1896 A canal was excavated connecting Jupiter Sound and the headwaters of Lake Worth Creek with Lake Worth.
1913-1922 Inlet moved approximately 1250 ft. north to its present position.
1922 Permit was issued to Jupiter Inlet District by the Chief of Engineers, U.S. Army to dredge a channel and construct two entrance jetties 122 m apart in order to provide a stable inlet with eastward flow direction.
1922 400 ft. long jetties were constructed, 400 ft. apart and a channel was dredged to meet 6 ft. depth in the ocean.
1926 North jetty was constructed at St. Lucie Inlet. Seawall constructed on Jupiter Island.
1929 North jetty extended by 200 ft. and south jetty extended by 75 ft.
1936 100 ft. wide, 8 ft deep channel was dredged.
1940 Inlet District constructed an angular groin at the seaward end of the south jetty.
1942 Inlet closed and remained closed until 1947.
1947 Inlet was reopened by dredging.
1957 Coastal Engineering Investigation at Jupiter Island were conducted by the University of Florida in order to recommend the best methods of protecting Jupiter Island beaches.
1960 Coastal Engineering Investigation conducted by the University of Florida for recommending the alignment of bulkhead along Jupiter Island beach.
1966 Sand trap was dredged 1,000 ft. west of the inlet throat.
1967 Angular groin at the seaward end of south jetty was removed and the jetty extended by ~ 100 ft.

Recreation and Fishing

The Survey Report of 1966 (U.S. Army Corps of Engineers, 1966) mentions that the absence of a dependable, safe channel to the ocean through Jupiter Inlet restricted recreational craft from full realization of potential boating benefits.
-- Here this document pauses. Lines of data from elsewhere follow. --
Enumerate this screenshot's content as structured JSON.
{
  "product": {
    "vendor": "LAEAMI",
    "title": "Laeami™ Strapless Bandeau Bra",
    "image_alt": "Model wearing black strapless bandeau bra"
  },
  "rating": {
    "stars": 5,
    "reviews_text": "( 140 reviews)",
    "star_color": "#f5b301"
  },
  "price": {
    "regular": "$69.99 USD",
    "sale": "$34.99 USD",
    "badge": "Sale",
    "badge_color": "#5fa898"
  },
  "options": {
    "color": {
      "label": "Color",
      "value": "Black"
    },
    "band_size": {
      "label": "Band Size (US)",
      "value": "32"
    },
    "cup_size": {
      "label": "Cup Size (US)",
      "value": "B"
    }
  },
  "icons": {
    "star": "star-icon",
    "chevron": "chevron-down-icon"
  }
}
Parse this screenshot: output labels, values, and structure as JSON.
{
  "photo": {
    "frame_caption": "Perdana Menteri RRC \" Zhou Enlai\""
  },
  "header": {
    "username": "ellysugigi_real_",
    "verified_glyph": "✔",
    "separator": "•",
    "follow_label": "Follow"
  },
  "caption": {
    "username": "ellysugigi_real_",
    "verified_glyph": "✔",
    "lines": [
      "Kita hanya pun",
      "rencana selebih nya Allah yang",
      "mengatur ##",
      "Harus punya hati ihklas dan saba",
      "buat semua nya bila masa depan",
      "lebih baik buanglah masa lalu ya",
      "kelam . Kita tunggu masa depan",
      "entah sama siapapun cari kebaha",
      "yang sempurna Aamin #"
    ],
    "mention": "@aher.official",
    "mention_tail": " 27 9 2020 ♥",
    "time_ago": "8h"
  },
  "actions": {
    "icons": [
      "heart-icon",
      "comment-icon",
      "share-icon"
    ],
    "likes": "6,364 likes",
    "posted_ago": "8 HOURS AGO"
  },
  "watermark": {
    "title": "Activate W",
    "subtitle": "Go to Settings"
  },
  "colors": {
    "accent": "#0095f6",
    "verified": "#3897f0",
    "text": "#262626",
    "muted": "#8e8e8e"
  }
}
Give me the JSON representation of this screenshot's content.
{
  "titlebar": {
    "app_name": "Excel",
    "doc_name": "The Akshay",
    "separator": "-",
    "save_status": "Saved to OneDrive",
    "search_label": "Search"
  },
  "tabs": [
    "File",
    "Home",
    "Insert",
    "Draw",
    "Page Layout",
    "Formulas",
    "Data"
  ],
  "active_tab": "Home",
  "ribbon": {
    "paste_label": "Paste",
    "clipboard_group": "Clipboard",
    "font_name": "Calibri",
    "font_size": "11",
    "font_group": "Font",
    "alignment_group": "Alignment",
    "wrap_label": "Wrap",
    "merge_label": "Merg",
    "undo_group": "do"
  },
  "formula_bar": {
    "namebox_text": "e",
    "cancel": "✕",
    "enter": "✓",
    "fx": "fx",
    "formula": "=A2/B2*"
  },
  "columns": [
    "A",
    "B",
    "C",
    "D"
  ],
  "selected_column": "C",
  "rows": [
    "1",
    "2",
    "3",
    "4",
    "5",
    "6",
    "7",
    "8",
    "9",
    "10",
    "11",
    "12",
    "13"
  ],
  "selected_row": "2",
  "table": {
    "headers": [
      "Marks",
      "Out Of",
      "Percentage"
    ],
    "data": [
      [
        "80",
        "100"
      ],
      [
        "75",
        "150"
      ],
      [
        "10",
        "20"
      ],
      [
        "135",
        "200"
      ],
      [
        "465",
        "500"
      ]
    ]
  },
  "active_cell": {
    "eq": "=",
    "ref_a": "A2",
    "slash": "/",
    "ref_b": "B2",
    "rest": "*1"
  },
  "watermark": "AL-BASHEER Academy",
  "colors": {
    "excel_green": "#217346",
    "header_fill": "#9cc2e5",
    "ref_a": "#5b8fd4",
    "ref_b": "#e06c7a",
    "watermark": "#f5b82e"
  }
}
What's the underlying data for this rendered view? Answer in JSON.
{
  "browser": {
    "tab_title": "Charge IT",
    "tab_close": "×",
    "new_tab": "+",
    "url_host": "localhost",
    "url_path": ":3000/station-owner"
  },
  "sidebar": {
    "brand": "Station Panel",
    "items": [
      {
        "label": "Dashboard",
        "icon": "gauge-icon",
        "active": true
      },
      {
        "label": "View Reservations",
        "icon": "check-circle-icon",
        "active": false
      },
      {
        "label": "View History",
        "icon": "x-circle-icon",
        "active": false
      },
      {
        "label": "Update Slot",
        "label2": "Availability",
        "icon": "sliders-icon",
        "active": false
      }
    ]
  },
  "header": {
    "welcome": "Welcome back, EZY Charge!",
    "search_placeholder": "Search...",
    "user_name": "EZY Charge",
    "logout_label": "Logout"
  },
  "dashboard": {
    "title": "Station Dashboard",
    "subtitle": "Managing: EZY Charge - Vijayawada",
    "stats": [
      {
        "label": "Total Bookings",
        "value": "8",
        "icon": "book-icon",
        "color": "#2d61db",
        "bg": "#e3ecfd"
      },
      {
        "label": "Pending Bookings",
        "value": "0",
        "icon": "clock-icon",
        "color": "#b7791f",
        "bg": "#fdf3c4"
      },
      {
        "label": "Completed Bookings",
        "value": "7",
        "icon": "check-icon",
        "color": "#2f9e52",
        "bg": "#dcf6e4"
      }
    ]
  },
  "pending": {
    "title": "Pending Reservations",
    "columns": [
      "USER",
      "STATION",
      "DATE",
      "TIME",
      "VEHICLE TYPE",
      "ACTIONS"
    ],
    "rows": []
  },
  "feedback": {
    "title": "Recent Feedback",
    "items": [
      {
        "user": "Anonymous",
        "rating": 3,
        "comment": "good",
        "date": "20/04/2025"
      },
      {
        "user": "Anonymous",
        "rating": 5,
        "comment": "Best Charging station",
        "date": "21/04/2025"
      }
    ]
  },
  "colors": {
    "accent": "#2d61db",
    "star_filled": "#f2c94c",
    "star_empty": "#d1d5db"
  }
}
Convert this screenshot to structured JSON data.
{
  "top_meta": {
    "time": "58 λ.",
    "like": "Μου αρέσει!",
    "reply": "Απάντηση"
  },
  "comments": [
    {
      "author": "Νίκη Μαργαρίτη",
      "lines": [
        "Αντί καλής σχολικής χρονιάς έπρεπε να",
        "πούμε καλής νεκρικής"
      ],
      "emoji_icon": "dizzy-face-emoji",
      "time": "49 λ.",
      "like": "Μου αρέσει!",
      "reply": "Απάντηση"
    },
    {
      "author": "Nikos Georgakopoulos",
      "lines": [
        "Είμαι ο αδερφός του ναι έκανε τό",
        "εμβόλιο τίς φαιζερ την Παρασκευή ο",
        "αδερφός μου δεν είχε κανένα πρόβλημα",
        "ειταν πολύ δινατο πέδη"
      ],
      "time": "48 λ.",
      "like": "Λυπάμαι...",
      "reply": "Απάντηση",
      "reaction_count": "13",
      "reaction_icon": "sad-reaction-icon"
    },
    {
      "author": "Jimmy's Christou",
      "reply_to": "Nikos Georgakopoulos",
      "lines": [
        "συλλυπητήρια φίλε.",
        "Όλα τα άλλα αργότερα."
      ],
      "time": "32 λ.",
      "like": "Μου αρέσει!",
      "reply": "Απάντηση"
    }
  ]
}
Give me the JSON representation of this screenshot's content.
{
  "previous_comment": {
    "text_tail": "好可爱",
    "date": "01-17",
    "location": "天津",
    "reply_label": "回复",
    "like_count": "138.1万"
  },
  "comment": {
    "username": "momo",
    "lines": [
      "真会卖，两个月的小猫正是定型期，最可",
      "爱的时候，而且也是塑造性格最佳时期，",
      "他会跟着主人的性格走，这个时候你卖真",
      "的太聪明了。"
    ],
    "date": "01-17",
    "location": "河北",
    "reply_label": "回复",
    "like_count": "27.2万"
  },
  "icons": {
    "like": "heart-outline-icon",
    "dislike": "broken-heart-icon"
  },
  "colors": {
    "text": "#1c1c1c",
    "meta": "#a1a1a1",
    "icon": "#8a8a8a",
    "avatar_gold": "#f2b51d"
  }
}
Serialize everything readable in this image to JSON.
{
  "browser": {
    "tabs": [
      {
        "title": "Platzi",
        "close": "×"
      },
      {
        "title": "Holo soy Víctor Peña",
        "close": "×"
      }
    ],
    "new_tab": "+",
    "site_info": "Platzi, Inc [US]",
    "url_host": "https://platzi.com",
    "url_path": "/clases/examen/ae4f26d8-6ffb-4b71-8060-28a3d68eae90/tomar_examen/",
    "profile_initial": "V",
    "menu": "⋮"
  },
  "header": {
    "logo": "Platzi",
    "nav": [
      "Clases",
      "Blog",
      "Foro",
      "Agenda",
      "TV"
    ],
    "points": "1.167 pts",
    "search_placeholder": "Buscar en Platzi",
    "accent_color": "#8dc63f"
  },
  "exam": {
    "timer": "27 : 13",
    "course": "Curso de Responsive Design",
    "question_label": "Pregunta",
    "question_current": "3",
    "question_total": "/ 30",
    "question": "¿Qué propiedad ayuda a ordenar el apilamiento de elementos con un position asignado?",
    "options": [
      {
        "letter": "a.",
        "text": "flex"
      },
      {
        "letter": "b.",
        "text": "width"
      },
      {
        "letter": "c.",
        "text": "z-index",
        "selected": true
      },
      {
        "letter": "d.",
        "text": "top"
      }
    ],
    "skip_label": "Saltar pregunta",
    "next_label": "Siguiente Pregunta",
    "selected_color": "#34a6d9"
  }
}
Local boats had to await favorable conditions of tides and seas or travel via the Intracoastal Waterway to St. Lucie or Lake Worth (Palm Beach) Inlets in order to cruise or fish in the ocean.

Frequently, small craft entering the ocean through Jupiter Inlet in the morning were compelled to return via Lake Worth or St. Lucie Inlets due to adverse weather or seas encountered on the return trips. Some local boatmen considered the hazard and inconvenience of using the Jupiter Inlet so great that they either kept their boats at West Palm Beach or no longer cruised or fished in the ocean. During optimum navigating conditions, normal controlling depths over the ocean bar limited recreational use to boats drawing less than 3 ft. Even with favorable conditions of sea and swell, navigation was restricted to the house of highest tide.

Accordingly, plans were drawn up to dredge a navigation channel approximately 150 ft. wide and 10 ft. deep. The channel has been maintained over the years through periodic dredging of the sand trap, the sand from which is placed downdrift of the inlet to combat beach erosion.

This protocol served the area well until the late 1980’s, when legislation was passed by the Florida Legislature requiring all agencies responsible for inlet management to develop an Inlet Management Plan.